Alistair Simpson: 30 Channel Heights, Bleadon Hill, Weston S.M.
David Lampard: Woodpeckers, 11 Springfield Pk Rd, Horsham, Sussex
Steven Woolven: 21 Three Acres, Horsham, Sussex.
Ken Roebuck: c/o P.O.'s Mess, H.M.S. Daedalus, Lee on Solent, Hants.
Nick Thorne: 20 Hawkers Lane, Wells, Somerset.
Peter Shearman: Wood View, Grayfield, High Littleton, Bath.
Jim Andrews: 43 Portway, Wells, Somerset
Graham Nye: 7 Ramsey Close, Horsham, Sussex.
Andrew Higginbottom: Warana, Hill Lea Gardens, Cheddar.

Barrie Wilton would like to advise that this is your last chance to own a B.E.C. car badge at the £1.75 price.  If you don't get your bid in quickly, you’ll have to pay more or the same item in future.

John Dukes's next working weekend is planned for the 8/9 of May, so roll up and help make the Belfry better.

'Sett' is once again organising a weekend for older club members to meet each other.  This year it will be from Friday, 11th June to Sunday 13th June.


Monthly Crossword – Number 65



















































































6. Suitable place for post in G.B. (6,3)
7. See 1 across and 12 down. (6)
10. Large number of high cave passages form typical mine working! (6)
13. Lion ate me – erratically, one imagines! (9)


1. and 7. Well known Mendip underground place. (3,6)
2. Starting point for worrying, if not met. (1,1,1)
3. Ore train found on certain edge perhaps. (9)
4. Die down perhaps with Bertie in the middle. (5)
5. Passage type found in G.B., Swildons, Stoke. (2-3)
8. Optimum state of affairs found after affectionate plural in Hunters. (5).
9.  Make of 10 across sounds young. (5)
11. 9 down and cavers both do this. (3)
12. and 7.  Contrasting place to 1 and 7 in same cave. (3)

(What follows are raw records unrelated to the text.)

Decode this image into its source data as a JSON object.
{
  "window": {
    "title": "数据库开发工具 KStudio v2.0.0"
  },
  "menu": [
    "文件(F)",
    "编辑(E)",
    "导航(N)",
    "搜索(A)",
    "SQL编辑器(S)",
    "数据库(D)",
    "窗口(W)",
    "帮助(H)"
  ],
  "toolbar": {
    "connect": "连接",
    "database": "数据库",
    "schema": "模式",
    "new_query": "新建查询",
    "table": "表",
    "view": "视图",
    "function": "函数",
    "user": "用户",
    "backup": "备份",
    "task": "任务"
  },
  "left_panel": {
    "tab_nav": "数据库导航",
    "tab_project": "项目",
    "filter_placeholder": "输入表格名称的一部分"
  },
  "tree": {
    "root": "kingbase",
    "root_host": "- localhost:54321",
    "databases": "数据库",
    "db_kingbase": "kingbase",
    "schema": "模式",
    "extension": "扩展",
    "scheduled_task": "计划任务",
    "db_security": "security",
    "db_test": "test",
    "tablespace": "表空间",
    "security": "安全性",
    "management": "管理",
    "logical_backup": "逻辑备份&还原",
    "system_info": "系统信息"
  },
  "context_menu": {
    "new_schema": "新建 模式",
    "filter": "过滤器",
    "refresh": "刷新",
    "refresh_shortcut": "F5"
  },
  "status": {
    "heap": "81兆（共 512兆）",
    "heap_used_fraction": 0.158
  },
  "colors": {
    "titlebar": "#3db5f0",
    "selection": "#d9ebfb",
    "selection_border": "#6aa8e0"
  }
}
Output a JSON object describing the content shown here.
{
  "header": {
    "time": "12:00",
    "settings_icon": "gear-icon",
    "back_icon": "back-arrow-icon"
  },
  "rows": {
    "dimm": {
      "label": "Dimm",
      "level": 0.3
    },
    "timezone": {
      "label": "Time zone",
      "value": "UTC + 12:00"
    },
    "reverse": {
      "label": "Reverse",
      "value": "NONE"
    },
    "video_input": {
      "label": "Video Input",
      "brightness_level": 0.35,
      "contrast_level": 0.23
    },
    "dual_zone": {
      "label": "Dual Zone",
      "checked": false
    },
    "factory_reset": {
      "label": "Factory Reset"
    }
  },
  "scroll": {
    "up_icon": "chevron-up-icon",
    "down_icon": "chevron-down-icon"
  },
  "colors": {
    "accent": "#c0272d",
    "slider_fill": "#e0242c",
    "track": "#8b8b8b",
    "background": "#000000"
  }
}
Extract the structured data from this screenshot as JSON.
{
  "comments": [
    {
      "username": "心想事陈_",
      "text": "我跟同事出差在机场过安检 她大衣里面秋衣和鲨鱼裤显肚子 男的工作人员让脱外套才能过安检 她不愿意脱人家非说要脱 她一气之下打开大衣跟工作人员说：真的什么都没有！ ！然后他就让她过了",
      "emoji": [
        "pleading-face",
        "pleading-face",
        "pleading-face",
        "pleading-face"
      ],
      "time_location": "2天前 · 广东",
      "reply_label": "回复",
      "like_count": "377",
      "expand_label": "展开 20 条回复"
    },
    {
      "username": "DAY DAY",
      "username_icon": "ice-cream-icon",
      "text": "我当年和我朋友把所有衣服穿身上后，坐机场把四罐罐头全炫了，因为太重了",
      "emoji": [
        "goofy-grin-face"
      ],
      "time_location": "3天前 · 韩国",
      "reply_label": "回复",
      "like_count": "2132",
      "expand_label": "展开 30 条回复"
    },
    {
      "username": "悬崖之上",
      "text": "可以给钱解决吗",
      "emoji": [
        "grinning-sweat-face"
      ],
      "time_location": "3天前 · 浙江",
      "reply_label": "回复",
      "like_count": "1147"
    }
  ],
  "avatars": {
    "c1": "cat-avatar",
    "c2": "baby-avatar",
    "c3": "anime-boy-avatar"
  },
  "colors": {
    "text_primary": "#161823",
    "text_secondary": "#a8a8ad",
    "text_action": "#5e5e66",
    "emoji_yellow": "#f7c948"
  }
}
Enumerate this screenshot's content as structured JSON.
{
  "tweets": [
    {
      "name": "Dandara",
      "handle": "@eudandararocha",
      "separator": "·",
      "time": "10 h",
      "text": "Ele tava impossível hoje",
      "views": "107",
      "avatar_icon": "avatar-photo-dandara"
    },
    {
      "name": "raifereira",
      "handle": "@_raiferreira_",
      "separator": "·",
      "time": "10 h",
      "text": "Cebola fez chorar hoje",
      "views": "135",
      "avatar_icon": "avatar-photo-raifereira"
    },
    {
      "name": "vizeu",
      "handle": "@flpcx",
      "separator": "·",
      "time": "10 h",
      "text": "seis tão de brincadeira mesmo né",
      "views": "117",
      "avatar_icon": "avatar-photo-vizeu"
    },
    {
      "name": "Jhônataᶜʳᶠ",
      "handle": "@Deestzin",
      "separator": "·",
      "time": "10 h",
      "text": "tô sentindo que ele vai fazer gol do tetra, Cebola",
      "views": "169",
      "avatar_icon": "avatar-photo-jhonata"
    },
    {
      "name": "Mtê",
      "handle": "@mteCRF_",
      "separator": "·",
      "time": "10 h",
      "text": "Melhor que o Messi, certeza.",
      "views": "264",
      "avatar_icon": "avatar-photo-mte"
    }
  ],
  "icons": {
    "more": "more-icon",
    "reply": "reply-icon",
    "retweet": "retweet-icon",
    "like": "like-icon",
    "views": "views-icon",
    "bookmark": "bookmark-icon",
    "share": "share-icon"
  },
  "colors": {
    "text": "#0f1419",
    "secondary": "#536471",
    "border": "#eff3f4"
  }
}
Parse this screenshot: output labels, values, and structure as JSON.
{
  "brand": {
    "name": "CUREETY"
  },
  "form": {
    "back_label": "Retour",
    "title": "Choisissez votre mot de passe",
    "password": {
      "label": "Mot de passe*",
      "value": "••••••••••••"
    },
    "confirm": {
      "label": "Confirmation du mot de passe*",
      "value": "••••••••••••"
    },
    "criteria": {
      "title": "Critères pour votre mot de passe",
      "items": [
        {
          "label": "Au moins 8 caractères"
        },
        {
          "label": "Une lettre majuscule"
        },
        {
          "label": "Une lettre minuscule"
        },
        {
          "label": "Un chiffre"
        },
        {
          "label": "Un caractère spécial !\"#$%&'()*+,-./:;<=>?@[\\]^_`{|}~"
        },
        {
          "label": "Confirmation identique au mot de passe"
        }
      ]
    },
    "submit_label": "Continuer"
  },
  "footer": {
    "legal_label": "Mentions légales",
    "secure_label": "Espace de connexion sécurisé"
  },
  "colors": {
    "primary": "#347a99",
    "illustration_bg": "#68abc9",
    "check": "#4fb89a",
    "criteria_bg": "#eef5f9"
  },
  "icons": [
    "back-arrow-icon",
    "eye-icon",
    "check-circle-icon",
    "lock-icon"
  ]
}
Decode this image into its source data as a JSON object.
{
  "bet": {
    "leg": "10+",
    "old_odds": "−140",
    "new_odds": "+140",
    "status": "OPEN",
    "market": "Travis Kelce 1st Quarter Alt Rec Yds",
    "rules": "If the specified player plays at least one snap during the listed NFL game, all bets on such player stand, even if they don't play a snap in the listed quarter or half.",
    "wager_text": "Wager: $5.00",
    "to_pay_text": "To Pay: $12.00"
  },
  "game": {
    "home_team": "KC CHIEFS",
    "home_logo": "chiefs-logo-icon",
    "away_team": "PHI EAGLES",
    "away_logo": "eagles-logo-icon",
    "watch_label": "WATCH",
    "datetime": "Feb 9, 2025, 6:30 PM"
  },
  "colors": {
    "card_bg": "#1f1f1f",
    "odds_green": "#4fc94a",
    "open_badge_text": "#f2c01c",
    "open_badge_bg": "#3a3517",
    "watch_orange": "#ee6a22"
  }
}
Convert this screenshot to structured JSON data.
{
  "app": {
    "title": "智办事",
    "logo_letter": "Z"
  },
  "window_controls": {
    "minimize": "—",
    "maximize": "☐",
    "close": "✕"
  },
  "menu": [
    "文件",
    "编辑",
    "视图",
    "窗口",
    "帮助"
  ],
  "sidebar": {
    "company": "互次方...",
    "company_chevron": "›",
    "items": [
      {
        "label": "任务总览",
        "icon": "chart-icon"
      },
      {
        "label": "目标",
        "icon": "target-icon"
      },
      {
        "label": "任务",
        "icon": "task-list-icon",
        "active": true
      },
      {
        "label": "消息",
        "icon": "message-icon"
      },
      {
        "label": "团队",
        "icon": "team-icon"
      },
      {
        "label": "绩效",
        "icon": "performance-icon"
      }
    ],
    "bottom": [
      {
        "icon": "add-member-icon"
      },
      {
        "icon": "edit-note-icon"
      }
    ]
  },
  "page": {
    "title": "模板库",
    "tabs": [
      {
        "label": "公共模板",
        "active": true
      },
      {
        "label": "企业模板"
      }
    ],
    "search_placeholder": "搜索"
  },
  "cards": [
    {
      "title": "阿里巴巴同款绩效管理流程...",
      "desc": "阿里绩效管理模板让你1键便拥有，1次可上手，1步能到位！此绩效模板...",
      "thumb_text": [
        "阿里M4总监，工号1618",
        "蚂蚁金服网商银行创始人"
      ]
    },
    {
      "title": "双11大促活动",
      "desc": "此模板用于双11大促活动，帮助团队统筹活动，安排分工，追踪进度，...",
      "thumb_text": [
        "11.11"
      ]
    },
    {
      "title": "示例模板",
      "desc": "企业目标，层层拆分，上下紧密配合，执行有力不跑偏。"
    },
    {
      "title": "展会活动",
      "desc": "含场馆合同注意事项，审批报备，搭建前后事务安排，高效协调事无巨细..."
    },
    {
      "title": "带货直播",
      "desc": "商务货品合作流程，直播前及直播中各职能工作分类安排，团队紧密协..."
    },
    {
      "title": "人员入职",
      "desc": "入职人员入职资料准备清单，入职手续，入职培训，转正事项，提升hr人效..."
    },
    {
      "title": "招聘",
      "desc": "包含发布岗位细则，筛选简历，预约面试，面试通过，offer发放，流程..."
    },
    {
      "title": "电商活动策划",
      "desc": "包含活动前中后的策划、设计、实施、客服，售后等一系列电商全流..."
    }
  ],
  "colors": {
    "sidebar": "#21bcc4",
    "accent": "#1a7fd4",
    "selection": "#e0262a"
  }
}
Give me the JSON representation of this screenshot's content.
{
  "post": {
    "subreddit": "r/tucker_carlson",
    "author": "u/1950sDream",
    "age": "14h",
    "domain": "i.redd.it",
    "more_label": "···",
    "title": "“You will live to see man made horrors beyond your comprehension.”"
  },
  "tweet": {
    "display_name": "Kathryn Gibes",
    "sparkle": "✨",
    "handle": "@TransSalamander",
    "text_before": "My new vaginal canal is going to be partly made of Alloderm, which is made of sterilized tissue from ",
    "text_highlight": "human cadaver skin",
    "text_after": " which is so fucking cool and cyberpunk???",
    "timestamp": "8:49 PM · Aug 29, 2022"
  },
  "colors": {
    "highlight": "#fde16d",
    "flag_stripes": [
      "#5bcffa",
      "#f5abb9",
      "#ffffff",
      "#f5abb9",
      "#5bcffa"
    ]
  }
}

Solution to Last Month’s Crossword



















































































Club Headquarters

The Belfry, Wells Rd, Priddy, Wells, Somerset. Telephone WELLS 72126

Club Committee

Chairman          S.J. Collins

Minutes Sec      G. Wilton-Jones

Members           Chris Batstone, John Dukes, Chris Howell, Tim Large, Mike Wheadon, Barry Wilton.

Officers Of The Club

Honorary Secretary        M. WHEADON, 91 The Oval, Englishcoombe, Bath.  Tel : BATH 713646

Honorary Treasurer         B. WILTON, ‘Valley View’, Venus Lane, Clutton, Nr. Bristol. Tele : TEMPLE CLOUD 52072

Caving Secretary            TIM LARGE, 15 Kippax Avenue, Wells, Somerset

Climbing Secretary         THIS POST IS NOW IN ABEYANCE.

Hut Warden                   C. BATSTONE, 8 Prospect Place, Bathford, Bath..

Belfry Engineer              J. DUKES, 4 Springfield Crescent, Southampton. SO1 6LE  Tele : (0703) 774649

Tacklemaster                 G. WILTON-JONES, ‘Ilenea’, Stonefield Road. Nap Hill, High Wycombe, Bucks. Tele : (024) 024 3534

B.B. Editor                    S.J. COLLINS, Lavender Cottage, Bishops Sutton, Nr. Bristol. Tel : CHEW MAGNA 2915

Publications Editor         C. HOWELL, 131 Sandon Road, Edgebaston, Birmingham 17.  Tele : (021) 429 5549

B.B. Postal                    BRENDA WILTON  Address as for Barry

Spares                          T. LARGE,  Address already given

Membership Sec.           Mrs. A. DOOLEY, c/o The Belfry.  TO WHOM ALL SUBS SHOULD BE SENT.


All contribution to the Belfry Bulletin, including those of officers of the club, are not necessarily the opinions of the editor or the committee of the Bristol Exploration Club, unless explicitly stated as being such.